Listen Up: The Lives of Quincy Jones –a 1990 documentary about composer and musician Quincy Jones is online and complete.
“[T]here is a sound narrative logic behind the sustained popularity of this impossible person in tights. There is one appeal whose effectiveness has remained operative since 1939.” Acephalous explains “[h]ow to teach the interrelatedness of historical context and audience via Warren Ellis’s Planetary/Batman: Night on Earth.” (via @aytiws)
A collection of Orson Welles’ appearances on the old time radio show, Suspense, including “The Most Dangerous Game” and “The Hitchhiker.”
“With such a rich tapestry on and off the Oz page, it’s depressing that 2013 finds our return to Oz burdened with a reluctant hero (the dominant kind in the 21st century), and not one of Baum’s plucky young heroines. In a bitter reversal of Baum’s stories, ‘Great and Powerful’ casts the women as the [...]

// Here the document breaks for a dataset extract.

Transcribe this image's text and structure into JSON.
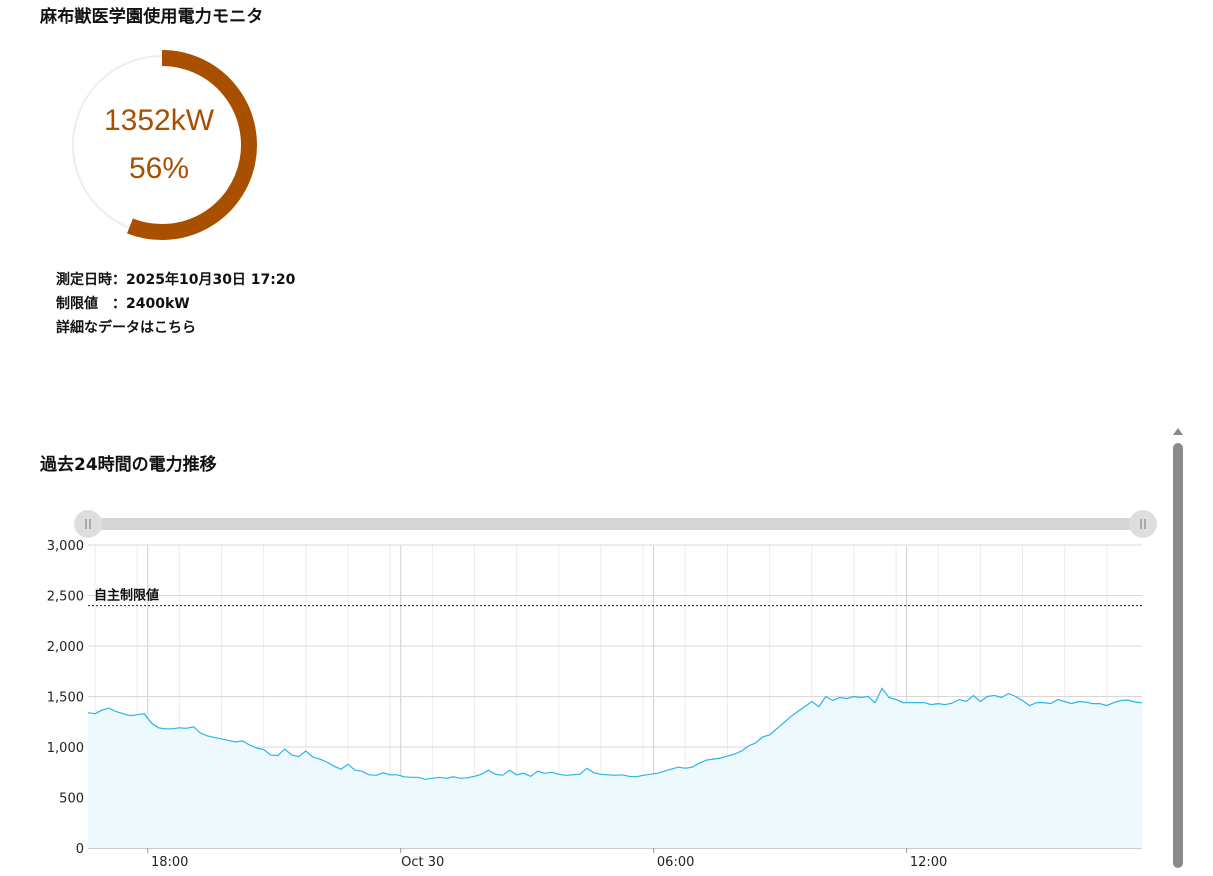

“This, then, is the story of Maxwell Knight—the man called M—and a cuckoo called Goo. Knight was a tall, patrician British intelligence officer in charge of MI5 departments dealing with counter-subversion on home ground. And yes, as ‘M’ he was the inspiration for James Bond’s controller.” Helen MacDonald recounts the story in an excellent piece. [...]
When humanity, subjugated by the terror of crime, has been driven insane by fear and horror, and when chaos has become supreme law, then the time will have come for the empire of crime.” –The Testament of Dr. Mabuse “[W]hatever factors come into play in the cases that we have studied, the conclusion is inescapable [...]
Production Designer Ray Cusick has died. Cusick is most famous for creating Doctor Who’s nemeses, The Daleks, but he also worked on Agatha Christie’s Miss Marple (1985 & 1987), Cold Comfort Farm (1968) and The Tenant of Wildfell Hall (1975). The BBC reports on his death and the creation of the Daleks here and here.
I’ve been spending a portion of my wee small hours (normally spent standing under a solitary street lamp on a lonely street, staring in melancholy reverie at my cigarette) revisiting old horror films. As a budding cult film obsessive, I cut my teeth on the horror films of cinema’s early decades. In the days before [...]
“Thursday, September 21st, 1939, radio station WJSV in Washington, D.C., recorded their entire broadcast day — from sign on, to sign off.” You can listen at The Internet Archive. (via @SteveSilberman)
Writer Donald Richie has died. Richie is best known for his writing on Japanese culture and film. The Japan Times and The New York Times have obituaries. Fora.tv has a conversation with Donald Richie in 2009, “Life in Japanese Film: Donald Richie.”keep looking »